The $4 billion sale of Bombardier Transportation to Alstom, a French multinational rolling stock manufacturer, was on track to close in the first quarter of 2021. Bombardier planned to use the proceeds to pay off debt.
The offload of Bombardier Transportation followed Bombardier’s sale of its aerostructures business to Kansas-based manufacturer Spirit AeroSystems for $275 million. The deal was finally completed in October 2020 after a year-long delay due to the impacts of the pandemic on the air travel industry.
Eric Martel (pictured left), 52, appointed non-family president and chief executive earlier in 2020, said while the pandemic continued to present unprecedented challenges, Bombardier remained focused on advancing its key priorities. Those priorities included “ensuring sufficient liquidity to weather the storm and continuing to move forward with our strategic repositioning of Bombardier as a leaner, focused business aviation company,” Martel said.
The Bombardier family controls its streamlined namesake through a dual voting structure and a number of seats including the chair, occupied by Pierre Beaudoin (pictured). The 58-year-old has served as a director since 2004 and is a grandson of late Joseph-Armand Bombardier, the Canadian inventor who founded his snowmobile-making family business in 1942.
Laurent Beaudoin, 82, the son-in-law of Joseph-Armand Bombardier and father of Pierre Beaudoin, retired from director, chairman and chief executive roles over 55 years in 2018.
Walmart offers to give Covid-19 vaccinations
American shoppers could get their vaccinations against Covid-19 when they get their groceries, if Walmart’s preparations take effect.
The world’s largest family business by revenue, at $524 billion, announced this week it had entered into agreements with the US federal government over the past several months to help distribute the coronavirus vaccine. The retail giant was preparing its operations and clinical services to become locations where customers could receive the vaccine once it was approved in the United States. The Food and Drug Administration said last Friday it intended to authorise the Pfizer-BioNTech vaccine with the first shots given next week.
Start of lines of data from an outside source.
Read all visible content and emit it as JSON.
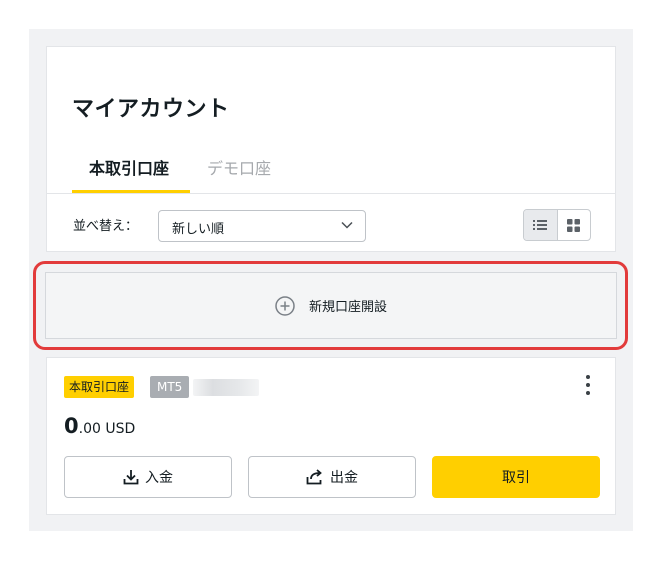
{
  "account": {
    "title": "マイアカウント",
    "tabs": [
      {
        "label": "本取引口座",
        "active": true
      },
      {
        "label": "デモ口座",
        "active": false
      }
    ]
  },
  "sort": {
    "label": "並べ替え：",
    "selected": "新しい順"
  },
  "view_toggle": {
    "options": [
      "list-icon",
      "grid-icon"
    ],
    "active": "list-icon"
  },
  "new_account": {
    "label": "新規口座開設"
  },
  "account_card": {
    "type_badge": "本取引口座",
    "platform_badge": "MT5",
    "balance_integer": "0",
    "balance_rest": ".00 USD",
    "deposit_label": "入金",
    "withdraw_label": "出金",
    "trade_label": "取引"
  },
  "colors": {
    "accent": "#ffcf00",
    "highlight": "#e23b3b"
  }
}
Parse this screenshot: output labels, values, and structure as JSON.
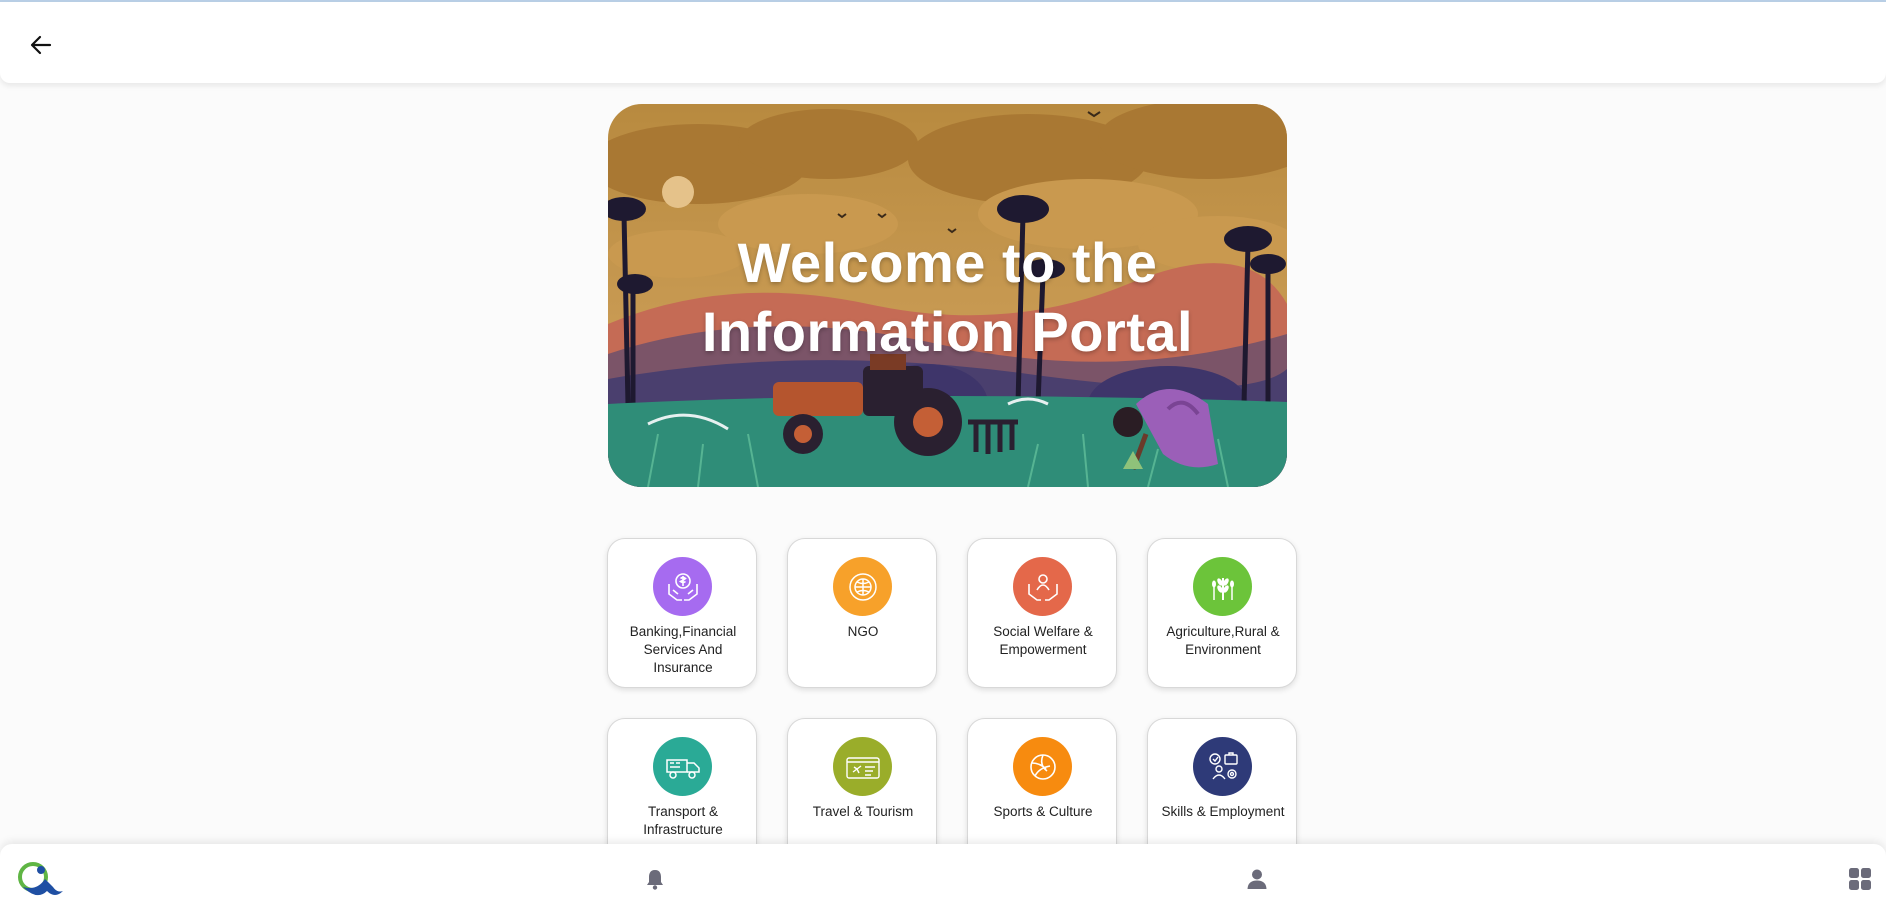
{
  "header": {
    "back_icon": "arrow-left-icon"
  },
  "banner": {
    "title_line1": "Welcome to the",
    "title_line2": "Information Portal"
  },
  "categories": [
    {
      "label": "Banking,Financial Services And Insurance",
      "icon": "hands-dollar-icon",
      "color": "#a66bf0"
    },
    {
      "label": "NGO",
      "icon": "globe-seal-icon",
      "color": "#f7a12a"
    },
    {
      "label": "Social Welfare & Empowerment",
      "icon": "hands-person-icon",
      "color": "#e4684a"
    },
    {
      "label": "Agriculture,Rural & Environment",
      "icon": "wheat-icon",
      "color": "#6cc43a"
    },
    {
      "label": "Transport & Infrastructure",
      "icon": "truck-icon",
      "color": "#2aaa96"
    },
    {
      "label": "Travel & Tourism",
      "icon": "boarding-pass-icon",
      "color": "#9aad2a"
    },
    {
      "label": "Sports & Culture",
      "icon": "volleyball-icon",
      "color": "#f78b0f"
    },
    {
      "label": "Skills & Employment",
      "icon": "person-briefcase-gear-icon",
      "color": "#2e3a78"
    }
  ],
  "bottom_nav": {
    "logo_icon": "app-logo-icon",
    "notifications_icon": "bell-icon",
    "profile_icon": "user-icon",
    "menu_icon": "grid-icon"
  }
}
Dr Tom Van Gilder, chief medical officer at Walmart, said the federal government will allocate the vaccine to states and states will determine who should receive the first doses of the vaccine and when.
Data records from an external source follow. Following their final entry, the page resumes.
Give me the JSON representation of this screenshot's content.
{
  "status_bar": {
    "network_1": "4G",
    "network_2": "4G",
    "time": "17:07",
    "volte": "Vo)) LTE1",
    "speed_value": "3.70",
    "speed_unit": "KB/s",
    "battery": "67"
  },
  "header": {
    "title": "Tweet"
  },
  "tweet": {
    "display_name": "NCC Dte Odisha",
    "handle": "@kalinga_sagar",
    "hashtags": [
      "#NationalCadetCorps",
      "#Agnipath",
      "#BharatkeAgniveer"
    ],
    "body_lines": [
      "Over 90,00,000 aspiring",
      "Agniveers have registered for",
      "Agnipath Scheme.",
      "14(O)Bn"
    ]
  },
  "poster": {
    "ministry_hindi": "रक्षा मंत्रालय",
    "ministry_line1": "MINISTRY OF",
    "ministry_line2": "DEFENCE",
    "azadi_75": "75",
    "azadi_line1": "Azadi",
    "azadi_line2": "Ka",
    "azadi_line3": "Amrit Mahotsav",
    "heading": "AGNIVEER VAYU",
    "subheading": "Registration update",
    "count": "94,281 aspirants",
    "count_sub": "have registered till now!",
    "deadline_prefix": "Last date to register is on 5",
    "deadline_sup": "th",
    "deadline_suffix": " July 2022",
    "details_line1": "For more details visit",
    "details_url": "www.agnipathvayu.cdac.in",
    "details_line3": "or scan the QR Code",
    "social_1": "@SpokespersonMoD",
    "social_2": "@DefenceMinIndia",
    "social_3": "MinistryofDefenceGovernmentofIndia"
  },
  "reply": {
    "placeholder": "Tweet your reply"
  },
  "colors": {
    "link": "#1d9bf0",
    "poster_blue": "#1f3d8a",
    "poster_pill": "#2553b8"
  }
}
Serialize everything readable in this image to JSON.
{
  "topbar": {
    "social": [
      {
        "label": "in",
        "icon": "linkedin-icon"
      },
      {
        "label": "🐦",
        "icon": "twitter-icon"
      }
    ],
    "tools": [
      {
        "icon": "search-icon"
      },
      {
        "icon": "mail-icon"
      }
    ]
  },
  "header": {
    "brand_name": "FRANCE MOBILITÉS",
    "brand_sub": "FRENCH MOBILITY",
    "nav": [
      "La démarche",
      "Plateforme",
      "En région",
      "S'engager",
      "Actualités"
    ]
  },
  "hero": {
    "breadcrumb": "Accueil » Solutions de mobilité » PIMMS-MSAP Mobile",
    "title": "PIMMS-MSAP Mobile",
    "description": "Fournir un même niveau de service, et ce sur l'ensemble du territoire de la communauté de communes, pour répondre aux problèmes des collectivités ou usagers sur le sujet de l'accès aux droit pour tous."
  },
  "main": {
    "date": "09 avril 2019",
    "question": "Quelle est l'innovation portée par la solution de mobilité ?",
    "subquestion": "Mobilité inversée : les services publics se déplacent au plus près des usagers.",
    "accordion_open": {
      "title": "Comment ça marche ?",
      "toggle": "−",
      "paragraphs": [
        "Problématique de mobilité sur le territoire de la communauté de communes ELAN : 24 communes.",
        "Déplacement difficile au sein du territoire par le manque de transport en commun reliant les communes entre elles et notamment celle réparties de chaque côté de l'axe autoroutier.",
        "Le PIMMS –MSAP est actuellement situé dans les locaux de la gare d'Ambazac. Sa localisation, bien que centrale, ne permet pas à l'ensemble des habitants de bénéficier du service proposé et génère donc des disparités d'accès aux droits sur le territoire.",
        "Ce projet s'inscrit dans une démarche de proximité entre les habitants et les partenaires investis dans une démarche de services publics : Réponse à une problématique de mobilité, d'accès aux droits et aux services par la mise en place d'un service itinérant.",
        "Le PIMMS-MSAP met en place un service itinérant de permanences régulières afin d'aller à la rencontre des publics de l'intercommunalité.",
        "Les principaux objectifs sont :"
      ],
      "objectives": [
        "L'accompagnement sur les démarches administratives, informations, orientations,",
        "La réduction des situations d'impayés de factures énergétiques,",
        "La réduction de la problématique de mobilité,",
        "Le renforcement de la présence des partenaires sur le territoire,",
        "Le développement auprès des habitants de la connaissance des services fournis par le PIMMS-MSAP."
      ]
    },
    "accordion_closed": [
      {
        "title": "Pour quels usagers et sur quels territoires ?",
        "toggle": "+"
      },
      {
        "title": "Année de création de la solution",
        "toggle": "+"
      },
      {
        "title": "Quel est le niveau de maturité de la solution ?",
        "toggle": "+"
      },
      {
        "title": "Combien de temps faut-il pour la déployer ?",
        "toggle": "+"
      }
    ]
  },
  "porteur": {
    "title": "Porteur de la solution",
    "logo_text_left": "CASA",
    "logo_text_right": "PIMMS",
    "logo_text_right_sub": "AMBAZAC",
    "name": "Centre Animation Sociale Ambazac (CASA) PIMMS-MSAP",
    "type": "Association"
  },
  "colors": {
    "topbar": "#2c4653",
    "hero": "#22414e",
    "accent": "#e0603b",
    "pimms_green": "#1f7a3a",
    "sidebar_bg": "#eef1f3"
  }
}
“Walmart will not have any say in who can receive the vaccine, but we are ready to support states once they do,” Van Gilder said.
“Our pharmacists give millions of shots a year and they are trained under strict, up-to-date guidelines to be able to administer vaccines.”
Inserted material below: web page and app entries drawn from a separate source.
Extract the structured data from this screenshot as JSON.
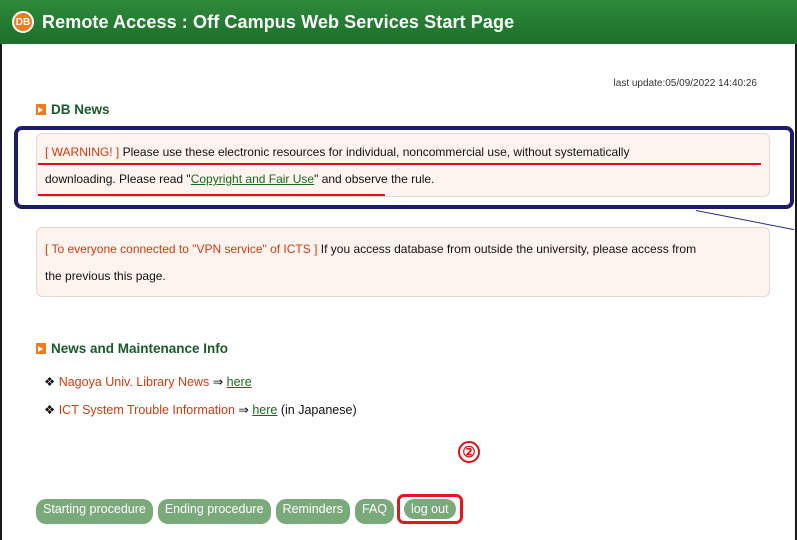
{
  "header": {
    "logo": "DB",
    "title": "Remote Access : Off Campus Web Services Start Page"
  },
  "last_update": "last update:05/09/2022 14:40:26",
  "db_news": {
    "heading": "DB News",
    "warning": {
      "tag": "[ WARNING! ]",
      "text1": " Please use these electronic resources for individual, noncommercial use, without systematically",
      "text2a": "downloading. Please read \"",
      "link": "Copyright and Fair Use",
      "text2b": "\" and observe the rule."
    },
    "vpn": {
      "tag": "[ To everyone connected to \"VPN service\" of ICTS ]",
      "text1": " If you access database from outside the university, please access from",
      "text2": "the previous this page."
    }
  },
  "maintenance": {
    "heading": "News and Maintenance Info",
    "items": [
      {
        "bullet": "❖",
        "label": "Nagoya Univ. Library News",
        "arrow": " ⇒ ",
        "link": "here",
        "suffix": ""
      },
      {
        "bullet": "❖",
        "label": "ICT System Trouble Information",
        "arrow": " ⇒ ",
        "link": "here",
        "suffix": " (in Japanese)"
      }
    ]
  },
  "annotation_number": "②",
  "buttons": {
    "starting": "Starting procedure",
    "ending": "Ending procedure",
    "reminders": "Reminders",
    "faq": "FAQ",
    "logout": "log out"
  },
  "colors": {
    "header": "#1d6f2a",
    "accent": "#f07a20",
    "warning": "#d33a10",
    "annotation": "#e01010",
    "frame": "#1d1c6a"
  }
}
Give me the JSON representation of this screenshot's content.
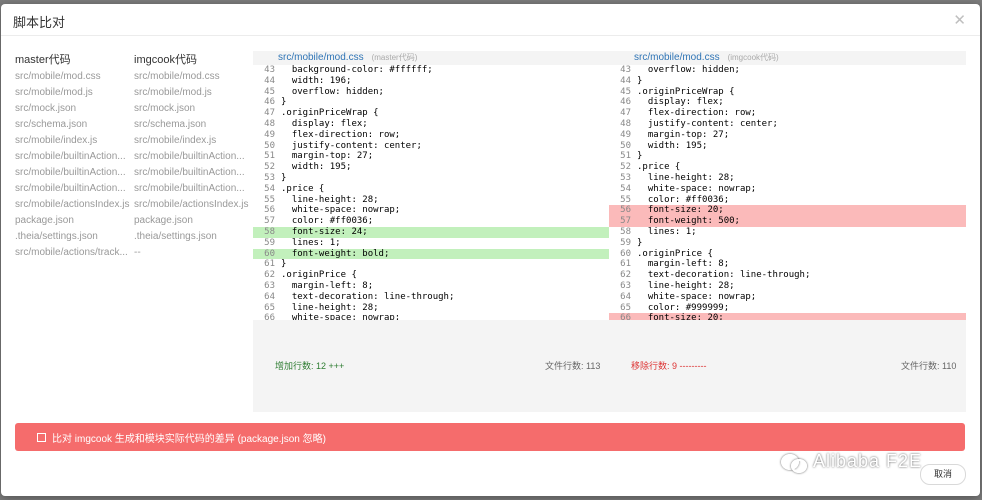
{
  "modal": {
    "title": "脚本比对"
  },
  "lists": {
    "master_header": "master代码",
    "imgcook_header": "imgcook代码",
    "master": [
      "src/mobile/mod.css",
      "src/mobile/mod.js",
      "src/mock.json",
      "src/schema.json",
      "src/mobile/index.js",
      "src/mobile/builtinAction...",
      "src/mobile/builtinAction...",
      "src/mobile/builtinAction...",
      "src/mobile/actionsIndex.js",
      "package.json",
      ".theia/settings.json",
      "src/mobile/actions/track..."
    ],
    "imgcook": [
      "src/mobile/mod.css",
      "src/mobile/mod.js",
      "src/mock.json",
      "src/schema.json",
      "src/mobile/index.js",
      "src/mobile/builtinAction...",
      "src/mobile/builtinAction...",
      "src/mobile/builtinAction...",
      "src/mobile/actionsIndex.js",
      "package.json",
      ".theia/settings.json",
      "--"
    ]
  },
  "left_diff": {
    "file": "src/mobile/mod.css",
    "tag": "(master代码)",
    "lines": [
      {
        "n": "43",
        "t": "  background-color: #ffffff;",
        "s": ""
      },
      {
        "n": "44",
        "t": "  width: 196;",
        "s": ""
      },
      {
        "n": "45",
        "t": "  overflow: hidden;",
        "s": ""
      },
      {
        "n": "46",
        "t": "}",
        "s": ""
      },
      {
        "n": "47",
        "t": ".originPriceWrap {",
        "s": ""
      },
      {
        "n": "48",
        "t": "  display: flex;",
        "s": ""
      },
      {
        "n": "49",
        "t": "  flex-direction: row;",
        "s": ""
      },
      {
        "n": "50",
        "t": "  justify-content: center;",
        "s": ""
      },
      {
        "n": "51",
        "t": "  margin-top: 27;",
        "s": ""
      },
      {
        "n": "52",
        "t": "  width: 195;",
        "s": ""
      },
      {
        "n": "53",
        "t": "}",
        "s": ""
      },
      {
        "n": "54",
        "t": ".price {",
        "s": ""
      },
      {
        "n": "55",
        "t": "  line-height: 28;",
        "s": ""
      },
      {
        "n": "56",
        "t": "  white-space: nowrap;",
        "s": ""
      },
      {
        "n": "57",
        "t": "  color: #ff0036;",
        "s": ""
      },
      {
        "n": "58",
        "t": "  font-size: 24;",
        "s": "add"
      },
      {
        "n": "59",
        "t": "  lines: 1;",
        "s": ""
      },
      {
        "n": "60",
        "t": "  font-weight: bold;",
        "s": "add"
      },
      {
        "n": "61",
        "t": "}",
        "s": ""
      },
      {
        "n": "62",
        "t": ".originPrice {",
        "s": ""
      },
      {
        "n": "63",
        "t": "  margin-left: 8;",
        "s": ""
      },
      {
        "n": "64",
        "t": "  text-decoration: line-through;",
        "s": ""
      },
      {
        "n": "65",
        "t": "  line-height: 28;",
        "s": ""
      },
      {
        "n": "66",
        "t": "  white-space: nowrap;",
        "s": ""
      }
    ]
  },
  "right_diff": {
    "file": "src/mobile/mod.css",
    "tag": "(imgcook代码)",
    "lines": [
      {
        "n": "43",
        "t": "  overflow: hidden;",
        "s": ""
      },
      {
        "n": "44",
        "t": "}",
        "s": ""
      },
      {
        "n": "45",
        "t": ".originPriceWrap {",
        "s": ""
      },
      {
        "n": "46",
        "t": "  display: flex;",
        "s": ""
      },
      {
        "n": "47",
        "t": "  flex-direction: row;",
        "s": ""
      },
      {
        "n": "48",
        "t": "  justify-content: center;",
        "s": ""
      },
      {
        "n": "49",
        "t": "  margin-top: 27;",
        "s": ""
      },
      {
        "n": "50",
        "t": "  width: 195;",
        "s": ""
      },
      {
        "n": "51",
        "t": "}",
        "s": ""
      },
      {
        "n": "52",
        "t": ".price {",
        "s": ""
      },
      {
        "n": "53",
        "t": "  line-height: 28;",
        "s": ""
      },
      {
        "n": "54",
        "t": "  white-space: nowrap;",
        "s": ""
      },
      {
        "n": "55",
        "t": "  color: #ff0036;",
        "s": ""
      },
      {
        "n": "56",
        "t": "  font-size: 20;",
        "s": "del"
      },
      {
        "n": "57",
        "t": "  font-weight: 500;",
        "s": "del"
      },
      {
        "n": "58",
        "t": "  lines: 1;",
        "s": ""
      },
      {
        "n": "59",
        "t": "}",
        "s": ""
      },
      {
        "n": "60",
        "t": ".originPrice {",
        "s": ""
      },
      {
        "n": "61",
        "t": "  margin-left: 8;",
        "s": ""
      },
      {
        "n": "62",
        "t": "  text-decoration: line-through;",
        "s": ""
      },
      {
        "n": "63",
        "t": "  line-height: 28;",
        "s": ""
      },
      {
        "n": "64",
        "t": "  white-space: nowrap;",
        "s": ""
      },
      {
        "n": "65",
        "t": "  color: #999999;",
        "s": ""
      },
      {
        "n": "66",
        "t": "  font-size: 20;",
        "s": "del"
      }
    ]
  },
  "stats": {
    "added": "增加行数: 12  +++",
    "left_count": "文件行数: 113",
    "removed": "移除行数: 9  ---------",
    "right_count": "文件行数: 110"
  },
  "alert": {
    "text": "比对 imgcook 生成和模块实际代码的差异 (package.json 忽略)"
  },
  "watermark": {
    "text": "Alibaba F2E"
  },
  "footer": {
    "cancel_label": "取消"
  }
}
The 58-year-old family business was preparing its 5,000 pharmacies to receive vaccine doses and store the doses in freezers. Walmart was putting in place the processes to inform people of when to receive the first and second doses and to report successful vaccinations, Van Gilder said.
“With 90% of the American population living within 10 miles of a Walmart, we will play an important part in making sure those who want a vaccine can get one when they are eligible based on their state’s prioritisation, especially those in hard to reach parts of the country that have recently been hit hard by the epidemic.”
US President-elect Joe Biden aims to get at least 100 million Americans vaccinated in his first 100 days in office from 20 January, 2021. The US reported this week more than 15.6 million coronavirus cases and 292,141 deaths.
Greg Penner (pictured above), 50, has served as the chairman of Walmart, Inc since 2015. He is married to Carrie Walton Penner, also 50, the granddaughter of Sam Walton, the late founder of Walmart, and the daughter of former company chairman Samuel Robson “Rob” Walton, 76.